Online internship could serve student, university and company
Published January 11, 2010
It is no secret that most sports management programs require students to complete an internship or practicum to fulfill their degree requirements. It has been my experience, as a college professor for nearly 40 years, that not every student experiences an ideal internship, where he or she is exposed in a hands-on way to the decision-makers in the industry.
Internships have long been a key piece for a good business, and probably more important in the sports business than many others. Some teams, it seems, couldn’t get along without a solid corps of interns. Aggressive, smart, energetic and eager newcomers can often give any business an influx of fresh ideas and a very credible, creative and important work force at a very low price.
And these days, it’s not just a low price, it’s very often free labor. Many businesses, inside sports and out, paid their interns for many years. But these are tough times and, more often, interns are expected to work for free. It’s become standard practice for them, in fact, to be unpaid.
A lot of us have depended on interns to carry a pretty heavy workload for years. We have fed off their energy, fresh ideas and willingness to put in long hours in exchange for either inside knowledge of the business or the ultimate carrot on the end of a long stick — a full-time job.
In most cases, interns aren’t used for taking out the garbage, getting coffee for the boss or running errands. They are given specific tasks that help them learn the business, allowing them to take part in, or at least sit in on, important meetings. They can be given responsibility for developing and implementing key strategies or plans.
I’m betting that some of these talented people end up earning positions within your company. At their best, internships are a win-win proposition and a key piece of a successful business.
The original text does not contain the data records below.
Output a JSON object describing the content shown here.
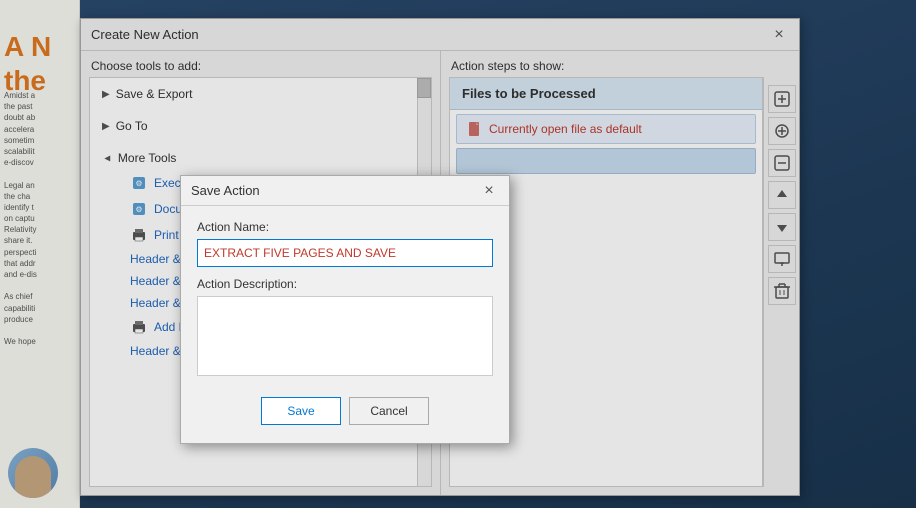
{
  "background": {
    "orange_title": "A N",
    "orange_title2": "the",
    "body_lines": [
      "Amidst a",
      "the past",
      "doubt ab",
      "accelera",
      "sometim",
      "scalabilit",
      "e-discov",
      "",
      "Legal an",
      "the cha",
      "identify t",
      "on captu",
      "Relativity",
      "share it.",
      "perspecti",
      "that addr",
      "and e-dis",
      "",
      "As chief",
      "capabiliti",
      "produce",
      "",
      "We hope"
    ]
  },
  "main_dialog": {
    "title": "Create New Action",
    "close_label": "×",
    "left_panel_label": "Choose tools to add:",
    "right_panel_label": "Action steps to show:",
    "tools": [
      {
        "id": "save-export",
        "label": "Save & Export",
        "type": "group",
        "arrow": "▶",
        "expanded": false
      },
      {
        "id": "go-to",
        "label": "Go To",
        "type": "group",
        "arrow": "▶",
        "expanded": false
      },
      {
        "id": "more-tools",
        "label": "More Tools",
        "type": "group",
        "arrow": "▼",
        "expanded": true
      }
    ],
    "more_tools_items": [
      {
        "id": "execute-js",
        "label": "Execute JavaScript",
        "icon": "⚙"
      },
      {
        "id": "document-js",
        "label": "DocumentJavaScripts",
        "icon": "⚙"
      },
      {
        "id": "print",
        "label": "Print",
        "icon": "🖨"
      },
      {
        "id": "header-footer-1",
        "label": "Header & Footer (Add..."
      },
      {
        "id": "header-footer-2",
        "label": "Header & Footer (Add..."
      },
      {
        "id": "header-footer-3",
        "label": "Header & Footer (Add..."
      },
      {
        "id": "add-printer-marks",
        "label": "Add Printer Marks",
        "icon": "🖨"
      },
      {
        "id": "header-footer-4",
        "label": "Header & Footer (Add)"
      }
    ],
    "action_steps_header": "Files to be Processed",
    "action_step_item": "Currently open file as default",
    "side_toolbar_buttons": [
      {
        "id": "add-btn",
        "icon": "⊕",
        "label": "add"
      },
      {
        "id": "settings-btn",
        "icon": "⊕",
        "label": "settings"
      },
      {
        "id": "minus-btn",
        "icon": "—",
        "label": "remove-from-list"
      },
      {
        "id": "up-btn",
        "icon": "↑",
        "label": "move-up"
      },
      {
        "id": "down-btn",
        "icon": "↓",
        "label": "move-down"
      },
      {
        "id": "screen-btn",
        "icon": "▣",
        "label": "screen"
      },
      {
        "id": "delete-btn",
        "icon": "🗑",
        "label": "delete"
      }
    ]
  },
  "save_dialog": {
    "title": "Save Action",
    "close_label": "×",
    "action_name_label": "Action Name:",
    "action_name_value": "EXTRACT FIVE PAGES AND SAVE",
    "action_description_label": "Action Description:",
    "action_description_value": "",
    "save_button_label": "Save",
    "cancel_button_label": "Cancel"
  }
}
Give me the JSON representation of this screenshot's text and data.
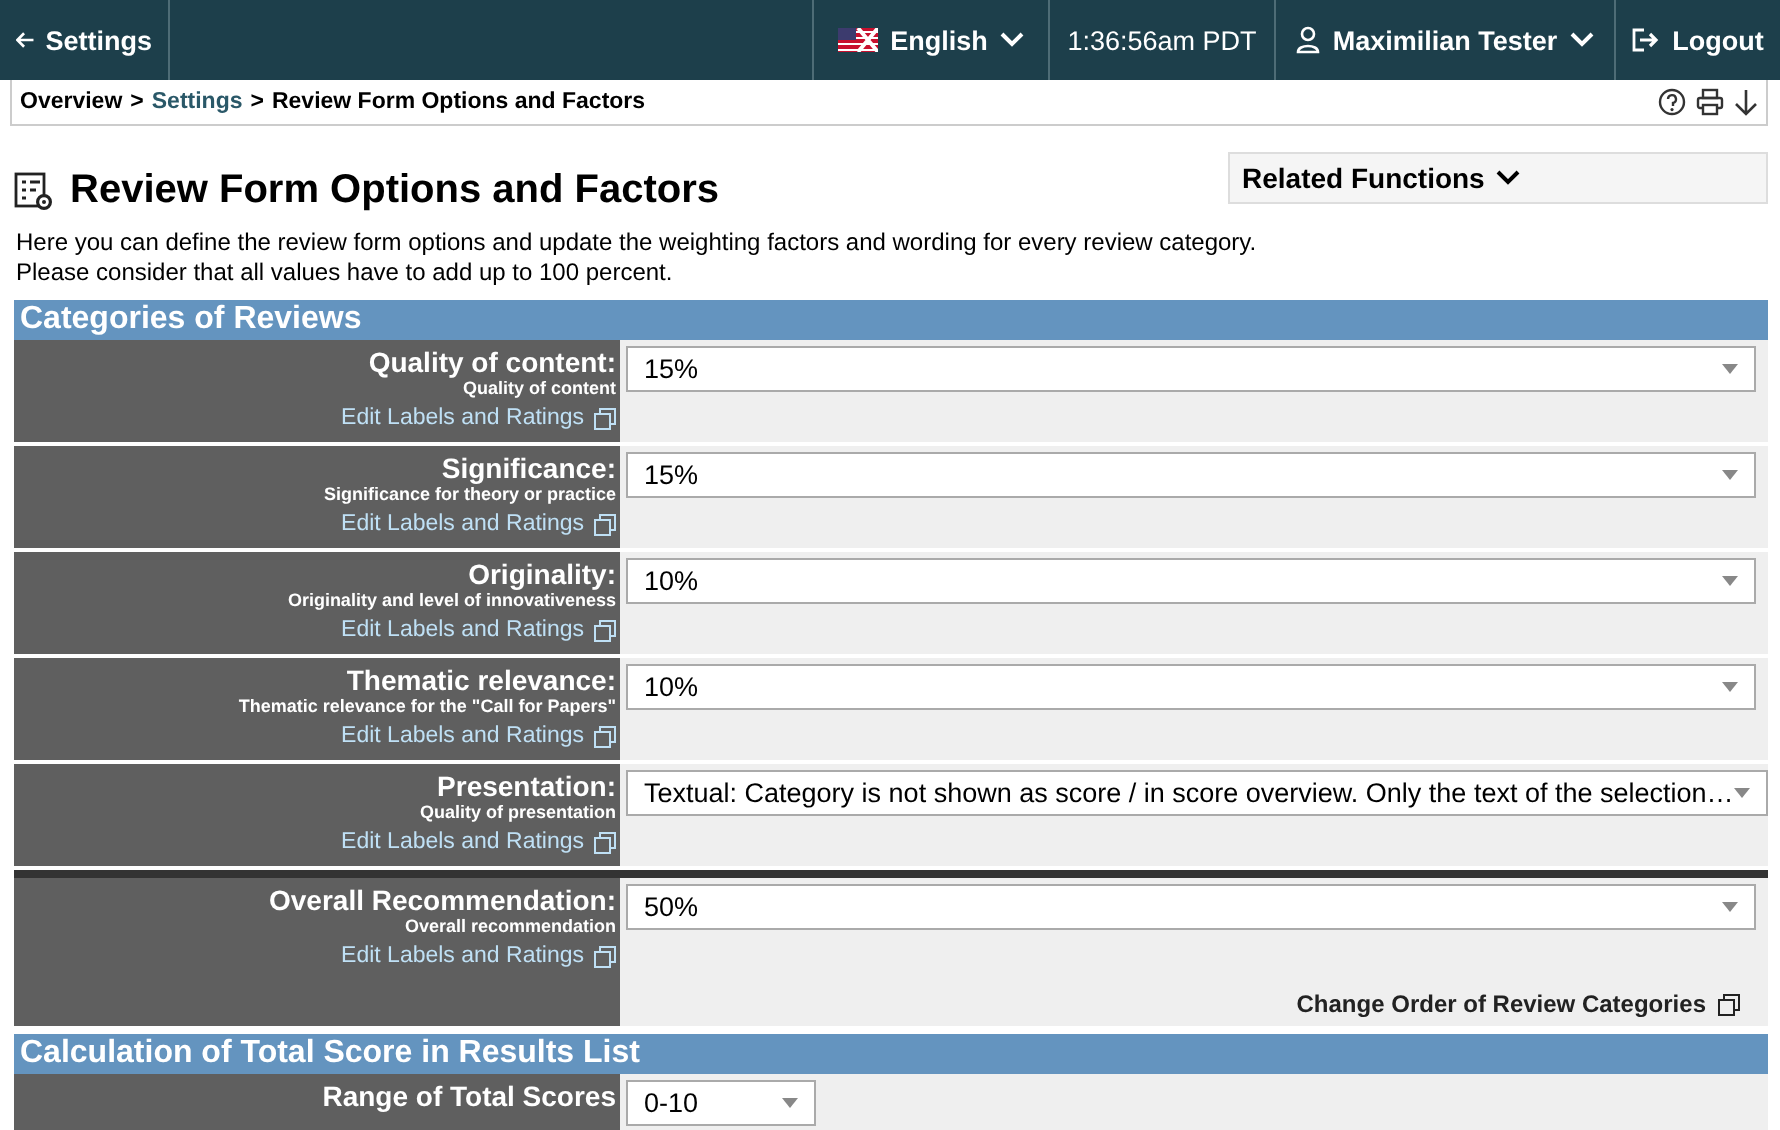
{
  "top_bar": {
    "back": "Settings",
    "language": "English",
    "time": "1:36:56am PDT",
    "user": "Maximilian Tester",
    "logout": "Logout"
  },
  "breadcrumb": {
    "separator": ">",
    "items": [
      {
        "label": "Overview",
        "kind": "plain"
      },
      {
        "label": "Settings",
        "kind": "link"
      },
      {
        "label": "Review Form Options and Factors",
        "kind": "plain"
      }
    ]
  },
  "page": {
    "title": "Review Form Options and Factors",
    "related_functions": "Related Functions",
    "intro": [
      "Here you can define the review form options and update the weighting factors and wording for every review category.",
      "Please consider that all values have to add up to 100 percent."
    ]
  },
  "categories_section": {
    "title": "Categories of Reviews",
    "rows": [
      {
        "label": "Quality of content:",
        "description": "Quality of content",
        "edit_link": "Edit Labels and Ratings",
        "value": "15%"
      },
      {
        "label": "Significance:",
        "description": "Significance for theory or practice",
        "edit_link": "Edit Labels and Ratings",
        "value": "15%"
      },
      {
        "label": "Originality:",
        "description": "Originality and level of innovativeness",
        "edit_link": "Edit Labels and Ratings",
        "value": "10%"
      },
      {
        "label": "Thematic relevance:",
        "description": "Thematic relevance for the \"Call for Papers\"",
        "edit_link": "Edit Labels and Ratings",
        "value": "10%"
      },
      {
        "label": "Presentation:",
        "description": "Quality of presentation",
        "edit_link": "Edit Labels and Ratings",
        "value": "Textual: Category is not shown as score / in score overview. Only the text of the selection…"
      }
    ],
    "overall": {
      "label": "Overall Recommendation:",
      "description": "Overall recommendation",
      "edit_link": "Edit Labels and Ratings",
      "value": "50%"
    },
    "change_order": "Change Order of Review Categories"
  },
  "score_section": {
    "title": "Calculation of Total Score in Results List",
    "rows": [
      {
        "label": "Range of Total Scores",
        "value": "0-10"
      }
    ]
  }
}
So how can we, in the face of these economic times, keep our internship programs vibrant, strong and, most important, effective for both the company and the students?
Innovation is the answer. We have to come up with new ways for students to learn the business, perhaps without them having to relocate. And the key, of course, is to continue making it a win-win.
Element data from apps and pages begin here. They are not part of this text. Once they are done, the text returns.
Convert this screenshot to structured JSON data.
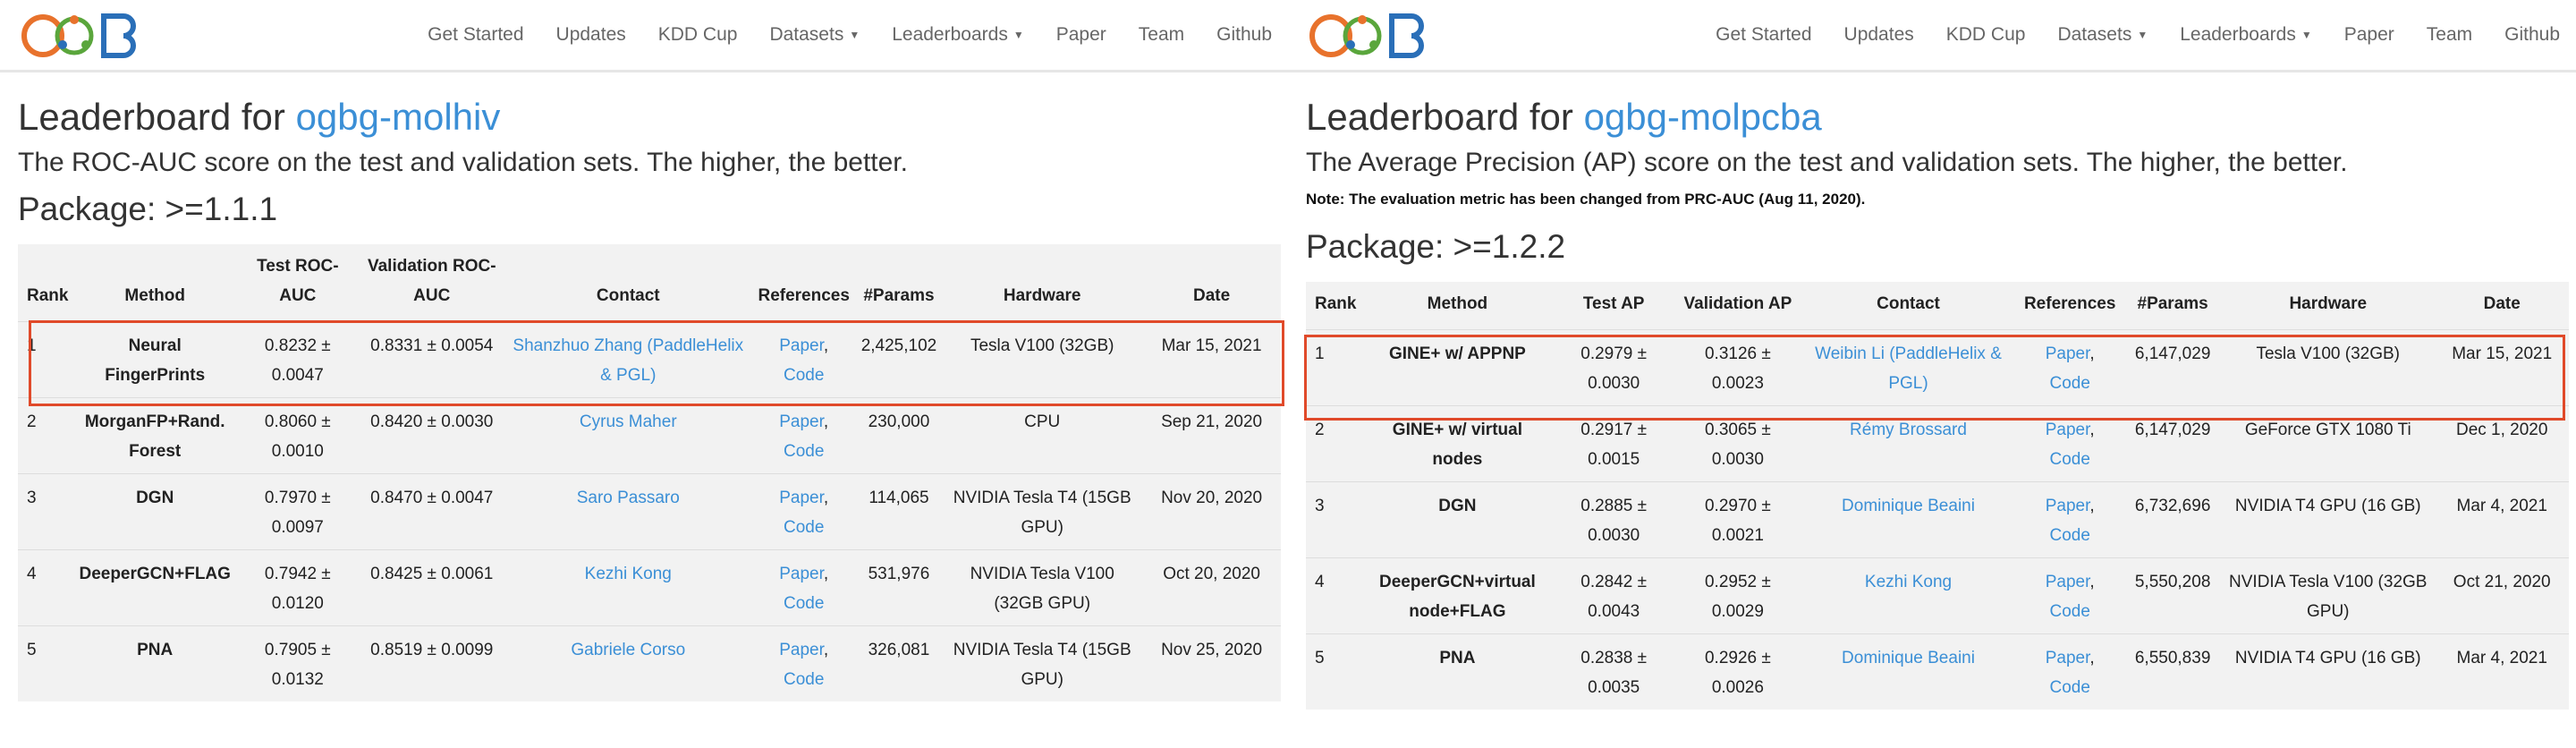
{
  "nav": {
    "links": [
      "Get Started",
      "Updates",
      "KDD Cup",
      "Datasets",
      "Leaderboards",
      "Paper",
      "Team",
      "Github"
    ]
  },
  "colors": {
    "link": "#3b8fd6",
    "highlight": "#e04a2a",
    "logo_orange": "#e8722c",
    "logo_blue": "#2a6fb8",
    "logo_green": "#5aa63c"
  },
  "left": {
    "title_prefix": "Leaderboard for",
    "dataset": "ogbg-molhiv",
    "subtitle": "The ROC-AUC score on the test and validation sets. The higher, the better.",
    "package": "Package: >=1.1.1",
    "headers": [
      "Rank",
      "Method",
      "Test ROC-AUC",
      "Validation ROC-AUC",
      "Contact",
      "References",
      "#Params",
      "Hardware",
      "Date"
    ],
    "rows": [
      {
        "rank": "1",
        "method": "Neural FingerPrints",
        "test": "0.8232 ± 0.0047",
        "valid": "0.8331 ± 0.0054",
        "contact": "Shanzhuo Zhang (PaddleHelix & PGL)",
        "paper": "Paper",
        "code": "Code",
        "params": "2,425,102",
        "hardware": "Tesla V100 (32GB)",
        "date": "Mar 15, 2021"
      },
      {
        "rank": "2",
        "method": "MorganFP+Rand. Forest",
        "test": "0.8060 ± 0.0010",
        "valid": "0.8420 ± 0.0030",
        "contact": "Cyrus Maher",
        "paper": "Paper",
        "code": "Code",
        "params": "230,000",
        "hardware": "CPU",
        "date": "Sep 21, 2020"
      },
      {
        "rank": "3",
        "method": "DGN",
        "test": "0.7970 ± 0.0097",
        "valid": "0.8470 ± 0.0047",
        "contact": "Saro Passaro",
        "paper": "Paper",
        "code": "Code",
        "params": "114,065",
        "hardware": "NVIDIA Tesla T4 (15GB GPU)",
        "date": "Nov 20, 2020"
      },
      {
        "rank": "4",
        "method": "DeeperGCN+FLAG",
        "test": "0.7942 ± 0.0120",
        "valid": "0.8425 ± 0.0061",
        "contact": "Kezhi Kong",
        "paper": "Paper",
        "code": "Code",
        "params": "531,976",
        "hardware": "NVIDIA Tesla V100 (32GB GPU)",
        "date": "Oct 20, 2020"
      },
      {
        "rank": "5",
        "method": "PNA",
        "test": "0.7905 ± 0.0132",
        "valid": "0.8519 ± 0.0099",
        "contact": "Gabriele Corso",
        "paper": "Paper",
        "code": "Code",
        "params": "326,081",
        "hardware": "NVIDIA Tesla T4 (15GB GPU)",
        "date": "Nov 25, 2020"
      }
    ]
  },
  "right": {
    "title_prefix": "Leaderboard for",
    "dataset": "ogbg-molpcba",
    "subtitle": "The Average Precision (AP) score on the test and validation sets. The higher, the better.",
    "note": "Note: The evaluation metric has been changed from PRC-AUC (Aug 11, 2020).",
    "package": "Package: >=1.2.2",
    "headers": [
      "Rank",
      "Method",
      "Test AP",
      "Validation AP",
      "Contact",
      "References",
      "#Params",
      "Hardware",
      "Date"
    ],
    "rows": [
      {
        "rank": "1",
        "method": "GINE+ w/ APPNP",
        "test": "0.2979 ± 0.0030",
        "valid": "0.3126 ± 0.0023",
        "contact": "Weibin Li (PaddleHelix & PGL)",
        "paper": "Paper",
        "code": "Code",
        "params": "6,147,029",
        "hardware": "Tesla V100 (32GB)",
        "date": "Mar 15, 2021"
      },
      {
        "rank": "2",
        "method": "GINE+ w/ virtual nodes",
        "test": "0.2917 ± 0.0015",
        "valid": "0.3065 ± 0.0030",
        "contact": "Rémy Brossard",
        "paper": "Paper",
        "code": "Code",
        "params": "6,147,029",
        "hardware": "GeForce GTX 1080 Ti",
        "date": "Dec 1, 2020"
      },
      {
        "rank": "3",
        "method": "DGN",
        "test": "0.2885 ± 0.0030",
        "valid": "0.2970 ± 0.0021",
        "contact": "Dominique Beaini",
        "paper": "Paper",
        "code": "Code",
        "params": "6,732,696",
        "hardware": "NVIDIA T4 GPU (16 GB)",
        "date": "Mar 4, 2021"
      },
      {
        "rank": "4",
        "method": "DeeperGCN+virtual node+FLAG",
        "test": "0.2842 ± 0.0043",
        "valid": "0.2952 ± 0.0029",
        "contact": "Kezhi Kong",
        "paper": "Paper",
        "code": "Code",
        "params": "5,550,208",
        "hardware": "NVIDIA Tesla V100 (32GB GPU)",
        "date": "Oct 21, 2020"
      },
      {
        "rank": "5",
        "method": "PNA",
        "test": "0.2838 ± 0.0035",
        "valid": "0.2926 ± 0.0026",
        "contact": "Dominique Beaini",
        "paper": "Paper",
        "code": "Code",
        "params": "6,550,839",
        "hardware": "NVIDIA T4 GPU (16 GB)",
        "date": "Mar 4, 2021"
      }
    ]
  }
}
So how do we do it?
As a business owner, I know how difficult and time-consuming it can be to provide the ideal one-on-one mentoring you would like for each intern, due to confidentiality and the immense pressures in operating a business.
Another concern I have for many sports management students is that the dream internship opportunities can be difficult to land due to location, cost and availability. In this economic environment I have noticed an influx of internship applications for a limited number of openings per venue.
Students from a small school in a remote area may have limited options, yet those students often offer the talent and passion to be a change agent, given the opportunity. With the rapid growth of online education and course offerings available to students to complement their curriculum, why couldn’t a student consider enrolling in a virtual internship? In other words, can’t this be done online?
Students would receive live, interactive mentoring; face-to-face, on-site visits; and participation in weekly feedback sessions where students would update and share their experiences.
In the traditional world of higher education, it’s taken years for faculty and students to become comfortable with the online experience.
I expect a virtual internship program will experience the same challenge in becoming an accepted alternative to the traditional on-site internship experience.
But we are in a revolution with the online opportunities in higher education around the world, much the same way as the cell phone has affected the pay phone. The end game for every sports management program is that its graduates have the tools to launch a career. Location and costs need not be a barrier to entry.
It’s possible to come up with a virtual internship program. And it can be a win-win for companies, universities and their students — a way for students to find sensible and valuable programs that not only satisfy graduation requirements, but are very affordable.
And it’s a way students can do an internship without leaving their current environment. The student gets the internship, the university gets a student who is now able to participate in a first-class program that provides guidance and knowledge from professionals in his or her chosen field, fulfilling that college’s internship requirement.
And your company gets an eager and thankful student, able to contribute in a lively way to making your company better.
The virtual internships could be flexible with start dates, can be tailored to suit a student’s individual interests and handled in any way you choose, hopefully giving them one-on-one time online with your key people.
Why shouldn’t students do an internship online? We’re shopping, learning, communicating, even getting medical advice online these days, and it’s a venue that’s very comfortable for students from all over the world.
And when you think about it, how many of your interns’ tasks could be handled remotely, because it so often involves research where you’re sending them directly to a computer, anyway?
We believe that internship programs are just as important to our company as they are to the students. And we think by trying to be creative in our approach, we’ll be on the cutting edge of finding interns who can help grow our business while they grow their knowledge base.
Eventually, I have no doubt that some of them will turn into valuable employees for us or maybe even for you.
Lynn Lashbrook (firstname.lastname@example.org) is president of Sports Management Worldwide, which offers online sports career training programs with students from more than 100 countries.